By Richard Vedder
My previous articles have dealt with some of the details of higher education, such as the pay of college presidents, or college dropout rates. I want, however, to return to first principles today. Why does government so heavily finance higher education, not only in America but globally?
I hear two major arguments for such funding. First, higher education is allegedly a "public good", meaning some of the benefits accrue to the broader society --not just current users of its services (primarily students). Second, we have a national egalitarian tradition, one that argues that any American, no matter how poor, can rise up the economic and social ladder to success. Education is an important means to achieving that end.
The first argument suggests that universities have what economists call "positive externalities" or spillover effects. For example, the knowledge gained through education allegedly makes us more discerning citizens, more likely to elect level-headed leaders and not charlatans. The advance in higher forms of literacy facilitates communication, making markets function better. Tolerance learned in the course of advanced study ultimately reduces divisiveness, rancor, and arguably civil uprisings. Those subscribing to this view argue that since some of the gains of higher education accrue to the broader populace, it should subsidize it --via appropriations for universities, grants for students, etc.
Yet maybe college has "negative externalites" as well. For example, maybe the celebration of multi-culturalisim in universities has reduced social cohesiveness that binds diverse persons together in a nation. Maybe universities preach a moral relativism that ultimately leads to more crime, greater corruption, etc. Maybe universities promote sin more than virtue, ideology more than knowledge. Maybe the taxes used to finance government support have severe disincentive effects on private activity, and that the "crowding out" of such activity by universities lowers GDP since private market activity in general is more efficiently generated than that at our largely not-for-profit universities.
It is very difficult to measure externatlities or spillover effects. The limited work that I have done in the area, however, leads me to believe that the negative externalities may well exceed the positive ones. For example, states that spend more on higher education, other things equal, tend to have lower rates of economic growth. People do not flock to higher education-intensive areas because of their alleged higher quality of life (the reverse is closer to the truth). If the negative externalities dominate, not only should we stop subsidizing higher education, but probably we should tax it (a point made to me first by Milton Friedman in an e-mail).

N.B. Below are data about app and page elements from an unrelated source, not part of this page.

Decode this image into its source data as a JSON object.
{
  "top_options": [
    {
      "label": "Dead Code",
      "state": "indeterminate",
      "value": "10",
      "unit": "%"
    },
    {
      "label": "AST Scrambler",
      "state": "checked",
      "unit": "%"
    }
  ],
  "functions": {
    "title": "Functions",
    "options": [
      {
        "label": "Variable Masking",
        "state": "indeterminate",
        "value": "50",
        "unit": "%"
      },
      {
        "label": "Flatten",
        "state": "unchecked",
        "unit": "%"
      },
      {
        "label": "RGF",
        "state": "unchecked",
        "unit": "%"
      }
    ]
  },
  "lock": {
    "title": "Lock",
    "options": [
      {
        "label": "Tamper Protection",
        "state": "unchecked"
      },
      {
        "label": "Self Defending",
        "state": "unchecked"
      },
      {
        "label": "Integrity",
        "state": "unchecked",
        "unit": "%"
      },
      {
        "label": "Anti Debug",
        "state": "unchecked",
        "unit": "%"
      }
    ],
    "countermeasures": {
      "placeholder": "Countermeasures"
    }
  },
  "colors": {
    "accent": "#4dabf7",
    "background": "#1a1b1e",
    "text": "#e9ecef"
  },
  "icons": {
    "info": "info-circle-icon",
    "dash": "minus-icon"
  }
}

What about providing equal opportunity? It is true college grads earn more than high school ones, and access to higher education is usually important in earning sizable incomes. Yet even here the evidence is somewhat disturbing. We do not see, for example, markedly higher levels of higher educational participation in states that spend a lot more on their universities. For every dollar in added state appropriations per student to universities, the vast majority of the money goes for higher college spending -- not lower tuition charges than otherwise would exist. In short, there is very little positve (maybe, no) association between actual spending on higher ed by state governments and the incidence of college graduates. Similarly, the explosion in the federal student loan program since 1980 has been accompanied by a slowing down in the historic rise in college attendance and graduation.
Hence, there are legitimate reasons to be skeptical of the impact of increased federal and state involvement in higher education. Indeed, I applaud the trend for government higher education spending to fall relative to private spending. We are partly privatizing higher education at the state level as governmenting spending has become a reduced share of state university revenues. The HEE (Higher Education Establishment) decries this trend; I applaud it. CCAP will be researching this whole area more in the week and months ahead.